■ Exercise input:

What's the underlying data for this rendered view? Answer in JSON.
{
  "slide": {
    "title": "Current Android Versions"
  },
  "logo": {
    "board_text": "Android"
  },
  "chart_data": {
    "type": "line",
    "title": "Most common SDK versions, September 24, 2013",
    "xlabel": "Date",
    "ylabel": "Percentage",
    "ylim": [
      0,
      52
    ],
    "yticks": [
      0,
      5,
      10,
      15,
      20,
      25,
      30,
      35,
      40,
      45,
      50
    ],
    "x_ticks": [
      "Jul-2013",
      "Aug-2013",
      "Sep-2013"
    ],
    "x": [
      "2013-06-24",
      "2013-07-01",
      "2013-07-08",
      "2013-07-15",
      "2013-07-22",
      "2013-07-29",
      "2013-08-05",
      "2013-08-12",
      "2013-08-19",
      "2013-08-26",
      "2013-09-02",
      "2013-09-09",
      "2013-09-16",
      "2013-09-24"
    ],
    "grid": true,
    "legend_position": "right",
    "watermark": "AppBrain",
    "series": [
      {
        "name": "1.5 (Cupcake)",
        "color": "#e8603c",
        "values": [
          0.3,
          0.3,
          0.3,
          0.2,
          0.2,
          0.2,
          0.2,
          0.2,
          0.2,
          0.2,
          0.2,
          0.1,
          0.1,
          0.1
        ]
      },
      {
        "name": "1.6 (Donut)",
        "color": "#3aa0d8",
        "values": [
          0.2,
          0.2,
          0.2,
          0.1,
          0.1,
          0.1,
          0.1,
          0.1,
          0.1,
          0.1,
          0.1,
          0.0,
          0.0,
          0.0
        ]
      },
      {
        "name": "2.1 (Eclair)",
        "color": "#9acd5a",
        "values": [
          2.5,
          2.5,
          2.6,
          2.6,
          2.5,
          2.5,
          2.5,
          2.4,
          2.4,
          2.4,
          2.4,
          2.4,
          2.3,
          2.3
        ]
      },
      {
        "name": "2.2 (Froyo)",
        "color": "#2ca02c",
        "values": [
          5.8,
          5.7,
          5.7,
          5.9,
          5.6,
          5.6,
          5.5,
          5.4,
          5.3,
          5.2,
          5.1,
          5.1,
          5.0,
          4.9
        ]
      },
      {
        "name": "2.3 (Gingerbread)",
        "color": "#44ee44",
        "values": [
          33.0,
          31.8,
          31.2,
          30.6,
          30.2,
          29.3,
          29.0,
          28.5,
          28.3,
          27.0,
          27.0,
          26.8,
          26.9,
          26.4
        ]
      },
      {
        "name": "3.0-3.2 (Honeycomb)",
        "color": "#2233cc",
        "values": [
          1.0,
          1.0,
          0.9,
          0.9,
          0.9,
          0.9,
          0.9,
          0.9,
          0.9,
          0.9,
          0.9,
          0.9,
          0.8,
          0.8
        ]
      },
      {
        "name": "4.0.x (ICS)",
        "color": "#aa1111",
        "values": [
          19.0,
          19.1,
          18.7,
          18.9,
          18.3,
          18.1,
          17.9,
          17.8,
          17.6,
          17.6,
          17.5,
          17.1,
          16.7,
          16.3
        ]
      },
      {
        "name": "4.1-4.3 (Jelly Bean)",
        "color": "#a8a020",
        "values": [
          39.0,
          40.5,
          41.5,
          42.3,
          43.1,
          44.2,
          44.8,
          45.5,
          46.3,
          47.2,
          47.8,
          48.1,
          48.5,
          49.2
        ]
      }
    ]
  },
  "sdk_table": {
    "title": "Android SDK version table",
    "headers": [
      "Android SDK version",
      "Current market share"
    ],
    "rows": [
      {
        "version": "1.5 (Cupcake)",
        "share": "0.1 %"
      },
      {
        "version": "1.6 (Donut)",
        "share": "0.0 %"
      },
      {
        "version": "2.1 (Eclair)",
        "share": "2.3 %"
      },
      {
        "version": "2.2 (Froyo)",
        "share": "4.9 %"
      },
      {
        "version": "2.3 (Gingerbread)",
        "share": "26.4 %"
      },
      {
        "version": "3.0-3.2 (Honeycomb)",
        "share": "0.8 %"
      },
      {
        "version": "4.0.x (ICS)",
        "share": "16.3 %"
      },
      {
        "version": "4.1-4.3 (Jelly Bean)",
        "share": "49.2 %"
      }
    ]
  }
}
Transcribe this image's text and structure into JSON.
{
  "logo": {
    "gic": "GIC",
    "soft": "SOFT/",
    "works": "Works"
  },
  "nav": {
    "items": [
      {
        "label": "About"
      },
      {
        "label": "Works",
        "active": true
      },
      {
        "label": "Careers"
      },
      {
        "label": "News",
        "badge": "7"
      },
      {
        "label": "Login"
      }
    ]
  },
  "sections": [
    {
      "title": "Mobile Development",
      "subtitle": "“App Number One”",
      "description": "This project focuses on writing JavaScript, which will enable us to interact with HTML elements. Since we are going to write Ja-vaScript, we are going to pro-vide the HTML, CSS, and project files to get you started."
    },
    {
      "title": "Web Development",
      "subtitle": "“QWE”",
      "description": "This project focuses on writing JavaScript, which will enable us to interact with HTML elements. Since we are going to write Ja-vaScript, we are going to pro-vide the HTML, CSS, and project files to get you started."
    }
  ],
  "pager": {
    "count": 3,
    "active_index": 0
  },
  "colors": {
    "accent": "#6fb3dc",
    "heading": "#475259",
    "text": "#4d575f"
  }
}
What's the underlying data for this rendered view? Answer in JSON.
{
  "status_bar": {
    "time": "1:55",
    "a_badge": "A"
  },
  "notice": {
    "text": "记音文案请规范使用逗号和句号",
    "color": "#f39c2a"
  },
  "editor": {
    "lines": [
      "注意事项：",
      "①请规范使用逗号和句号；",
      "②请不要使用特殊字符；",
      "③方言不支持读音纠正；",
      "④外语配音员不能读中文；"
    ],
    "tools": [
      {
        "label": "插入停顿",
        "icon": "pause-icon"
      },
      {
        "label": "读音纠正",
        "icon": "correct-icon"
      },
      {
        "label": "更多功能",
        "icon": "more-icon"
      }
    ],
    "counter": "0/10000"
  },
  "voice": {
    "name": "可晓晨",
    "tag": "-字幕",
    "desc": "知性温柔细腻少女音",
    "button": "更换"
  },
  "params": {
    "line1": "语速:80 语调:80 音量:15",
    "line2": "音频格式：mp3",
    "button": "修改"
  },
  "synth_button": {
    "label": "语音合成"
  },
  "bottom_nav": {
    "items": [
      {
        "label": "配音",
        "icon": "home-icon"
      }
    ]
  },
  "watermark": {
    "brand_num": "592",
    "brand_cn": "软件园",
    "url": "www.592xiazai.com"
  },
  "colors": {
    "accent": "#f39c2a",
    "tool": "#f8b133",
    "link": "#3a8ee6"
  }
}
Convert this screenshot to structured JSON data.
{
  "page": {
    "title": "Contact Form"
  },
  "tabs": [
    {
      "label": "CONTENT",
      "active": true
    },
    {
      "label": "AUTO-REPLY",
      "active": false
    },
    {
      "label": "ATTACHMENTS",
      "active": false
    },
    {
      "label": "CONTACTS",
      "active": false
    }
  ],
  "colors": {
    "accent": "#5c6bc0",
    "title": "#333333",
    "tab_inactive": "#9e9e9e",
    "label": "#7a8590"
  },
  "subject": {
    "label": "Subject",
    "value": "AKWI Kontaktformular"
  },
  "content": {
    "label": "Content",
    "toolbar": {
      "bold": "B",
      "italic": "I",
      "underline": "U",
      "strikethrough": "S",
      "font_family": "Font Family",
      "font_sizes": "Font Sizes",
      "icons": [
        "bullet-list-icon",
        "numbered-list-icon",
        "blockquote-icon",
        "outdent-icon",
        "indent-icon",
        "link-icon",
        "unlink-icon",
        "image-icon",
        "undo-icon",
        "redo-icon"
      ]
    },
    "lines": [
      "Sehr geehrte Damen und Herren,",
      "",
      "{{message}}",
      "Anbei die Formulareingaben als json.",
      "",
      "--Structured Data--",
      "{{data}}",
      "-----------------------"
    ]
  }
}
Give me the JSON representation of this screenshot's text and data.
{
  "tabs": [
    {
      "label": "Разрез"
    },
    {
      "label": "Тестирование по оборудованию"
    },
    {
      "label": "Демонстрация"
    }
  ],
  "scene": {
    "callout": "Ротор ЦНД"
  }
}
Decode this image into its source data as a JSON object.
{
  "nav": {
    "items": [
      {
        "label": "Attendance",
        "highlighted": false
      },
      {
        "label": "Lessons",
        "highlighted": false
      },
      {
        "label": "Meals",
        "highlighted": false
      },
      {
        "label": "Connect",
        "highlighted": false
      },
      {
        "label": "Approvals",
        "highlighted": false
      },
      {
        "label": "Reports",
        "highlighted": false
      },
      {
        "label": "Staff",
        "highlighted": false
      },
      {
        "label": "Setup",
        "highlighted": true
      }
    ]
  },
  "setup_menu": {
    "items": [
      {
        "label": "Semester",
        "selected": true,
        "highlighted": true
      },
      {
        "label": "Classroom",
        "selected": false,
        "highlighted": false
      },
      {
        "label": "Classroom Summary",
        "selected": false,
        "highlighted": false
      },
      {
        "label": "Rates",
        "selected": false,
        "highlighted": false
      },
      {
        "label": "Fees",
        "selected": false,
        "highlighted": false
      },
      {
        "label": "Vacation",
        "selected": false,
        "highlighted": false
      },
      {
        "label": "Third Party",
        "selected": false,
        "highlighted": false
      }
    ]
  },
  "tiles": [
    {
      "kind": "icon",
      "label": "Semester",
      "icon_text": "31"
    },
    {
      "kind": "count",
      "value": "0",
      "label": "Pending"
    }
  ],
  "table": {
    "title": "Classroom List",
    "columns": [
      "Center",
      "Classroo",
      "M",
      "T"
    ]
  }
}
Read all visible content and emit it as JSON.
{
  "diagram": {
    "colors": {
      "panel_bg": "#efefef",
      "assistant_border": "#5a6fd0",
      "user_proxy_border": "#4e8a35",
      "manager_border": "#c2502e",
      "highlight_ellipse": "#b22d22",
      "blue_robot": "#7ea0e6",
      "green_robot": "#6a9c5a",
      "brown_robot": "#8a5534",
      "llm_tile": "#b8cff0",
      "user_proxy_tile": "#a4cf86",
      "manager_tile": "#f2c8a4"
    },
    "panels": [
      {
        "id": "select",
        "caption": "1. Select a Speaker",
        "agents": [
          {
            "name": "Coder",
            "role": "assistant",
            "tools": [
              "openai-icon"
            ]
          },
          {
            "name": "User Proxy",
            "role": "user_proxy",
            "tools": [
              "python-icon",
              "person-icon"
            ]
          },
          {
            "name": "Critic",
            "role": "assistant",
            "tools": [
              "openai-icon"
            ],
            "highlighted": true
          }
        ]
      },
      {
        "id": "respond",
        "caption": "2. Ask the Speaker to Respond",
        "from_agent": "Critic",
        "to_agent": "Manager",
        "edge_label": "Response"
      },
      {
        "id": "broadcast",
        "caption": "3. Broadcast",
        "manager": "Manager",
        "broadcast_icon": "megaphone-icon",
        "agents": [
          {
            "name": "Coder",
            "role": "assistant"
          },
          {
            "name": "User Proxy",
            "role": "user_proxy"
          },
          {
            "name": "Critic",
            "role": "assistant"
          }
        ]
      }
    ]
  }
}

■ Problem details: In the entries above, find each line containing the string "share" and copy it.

■ Expected answer:
      "Current market share"
        "share": "0.1 %"
        "share": "0.0 %"
        "share": "2.3 %"
        "share": "4.9 %"
        "share": "26.4 %"
        "share": "0.8 %"
        "share": "16.3 %"
        "share": "49.2 %"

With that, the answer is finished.